And though there are a few flaws, they’re hard to ignore:
- High prices. Big companies use their brand and resources to increase costs, so not every customer can afford them.
- Bureaucracy and little flexibility. Multiple approval stages may stretch pre-project and change-making processes for weeks.
So, although large players have their benefits, they lose attractiveness once you start thinking about the overcomplicated bureaucratic processes and enormous prices. Perhaps, you’d be better off looking at smaller companies?
We identify small companies as having up to 60 employees. Some of them are just starting out and haven’t grown yet. Others prefer to stay small and keep their headcount to a minimum. Regardless of the reason, small companies have the same benefits:
- Unparalleled flexibility. A couple of calls or messages are enough to make changes to your project.
- Low cost. Smaller companies don’t charge for a big name and huge offices. They charge affordable fees for high-quality work.
- Enthusiasm. Smaller teams are more emphatic, and they genuinely want to add to every client’s success.
Still, a small agency has cons that may outweigh the pros for some:
- Narrow specialization. A small team has a limited offering. Plus, they often lack the resources to create something big, like a platform or SaaS.
- Limited team. If you decide that you want to expand your solution with native mobile apps, and they don’t have the necessary experts on their team, you’ll probably need to ask another company to create them.
- No-name. Small companies don’t have recognizable brands, which can hinder the recruitment of top specialists.
All in all, you can hire a small-sized vendor if you’re not planning to create something big or complicated. Otherwise, it’s best to hire a mid-level IT outsourcing company.
Medium-sized companies already have an established brand that’s usually known locally. They have up to 500 employees and an optimal structure with significant benefits:
- High flexibility.
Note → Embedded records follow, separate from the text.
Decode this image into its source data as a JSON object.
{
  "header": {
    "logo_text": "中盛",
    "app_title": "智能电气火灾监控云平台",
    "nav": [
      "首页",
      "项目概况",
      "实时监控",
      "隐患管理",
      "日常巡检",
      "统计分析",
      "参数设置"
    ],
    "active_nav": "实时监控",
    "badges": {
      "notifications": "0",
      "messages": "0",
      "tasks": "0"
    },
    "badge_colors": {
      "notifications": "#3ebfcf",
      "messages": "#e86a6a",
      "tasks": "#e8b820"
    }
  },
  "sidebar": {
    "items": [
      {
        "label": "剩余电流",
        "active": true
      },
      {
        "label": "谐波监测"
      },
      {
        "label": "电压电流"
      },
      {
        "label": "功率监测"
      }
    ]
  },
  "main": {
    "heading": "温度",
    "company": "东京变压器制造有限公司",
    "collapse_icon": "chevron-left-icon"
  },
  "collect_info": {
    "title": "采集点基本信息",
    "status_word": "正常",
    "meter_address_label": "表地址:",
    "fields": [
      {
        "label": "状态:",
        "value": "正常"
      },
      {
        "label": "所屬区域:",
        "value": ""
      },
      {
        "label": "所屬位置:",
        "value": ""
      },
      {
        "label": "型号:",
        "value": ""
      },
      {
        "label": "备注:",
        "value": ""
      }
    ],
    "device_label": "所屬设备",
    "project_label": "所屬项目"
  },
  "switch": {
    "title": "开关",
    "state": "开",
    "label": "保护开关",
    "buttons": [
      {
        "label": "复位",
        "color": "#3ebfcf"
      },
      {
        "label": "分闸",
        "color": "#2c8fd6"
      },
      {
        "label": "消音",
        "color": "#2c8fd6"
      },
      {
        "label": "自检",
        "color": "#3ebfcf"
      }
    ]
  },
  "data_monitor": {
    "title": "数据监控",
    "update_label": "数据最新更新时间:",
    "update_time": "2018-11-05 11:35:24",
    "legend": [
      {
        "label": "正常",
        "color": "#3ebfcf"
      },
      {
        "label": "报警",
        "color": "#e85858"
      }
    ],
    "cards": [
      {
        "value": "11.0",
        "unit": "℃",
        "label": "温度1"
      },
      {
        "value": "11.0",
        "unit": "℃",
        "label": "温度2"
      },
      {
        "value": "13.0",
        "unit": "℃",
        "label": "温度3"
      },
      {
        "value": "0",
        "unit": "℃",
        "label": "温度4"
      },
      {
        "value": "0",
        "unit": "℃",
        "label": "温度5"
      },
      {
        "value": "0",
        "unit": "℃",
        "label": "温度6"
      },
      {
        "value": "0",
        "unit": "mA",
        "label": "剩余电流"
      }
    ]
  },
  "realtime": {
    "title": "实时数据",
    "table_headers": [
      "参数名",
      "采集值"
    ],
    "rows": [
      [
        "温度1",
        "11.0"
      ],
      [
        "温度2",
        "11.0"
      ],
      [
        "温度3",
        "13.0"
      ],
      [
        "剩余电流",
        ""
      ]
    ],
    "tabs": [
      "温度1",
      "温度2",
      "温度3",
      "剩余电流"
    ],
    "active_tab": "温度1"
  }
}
These companies are still pretty flexible and adaptable to client demands.
- Affordable prices. Relatively low costs allow you to implement projects within reasonable budgets.
- Extensive portfolio. Their employees have a vast expertise in developing all kinds of solutions for clients from various industries.
On top of that, the flaws of medium-sized companies are pretty easy to overcome.
- Limited resources. While industry leaders attract top talents, medium-sized companies are less attractive to them. But that doesn’t mean they aren’t. The recruiting efforts of these companies are still very successful.
- The brand isn’t widely recognizable yet. But that’s okay because you can read their reviews, case studies, and descriptions online before contacting mid-sized companies for more information.
Acropolium perfectly fits the description of a mid-level company with all its benefits and more. It has a great track record of successful projects in healthcare, fintech, automotive, retail, construction, and other industries, so you can be sure your project will be in good hands.
Plus, Acropolium offers a convenient and flexible pricing model: you can get the full package, including development, consulting, and risk management, by subscribing to our services. A great deal with minimal risk.
Outsourcing is an excellent way to meet your business goals when hiring in-house employees is too costly and inefficient. An outsourcing team frees up your resources for critical processes, reduces administrative, operational, and recruiting expenses, and allows you to find skilled specialists for projects quickly. But you must distinguish between the types of outsourcing companies and their features to select the perfect vendor.
Depending on the nature of your project, you may prefer onshore, nearshore, or offshore IT outsourcing companies with different pricing models. You can also choose vendors of different sizes, depending on your needs and capabilities. Usually, though, mid-size firms are the optimal choice for most businesses.
Contact Acropolium to experience the benefits of working with a middle-sized company. We’ll be happy to answer your questions about our prices, services, and processes, so drop us a line.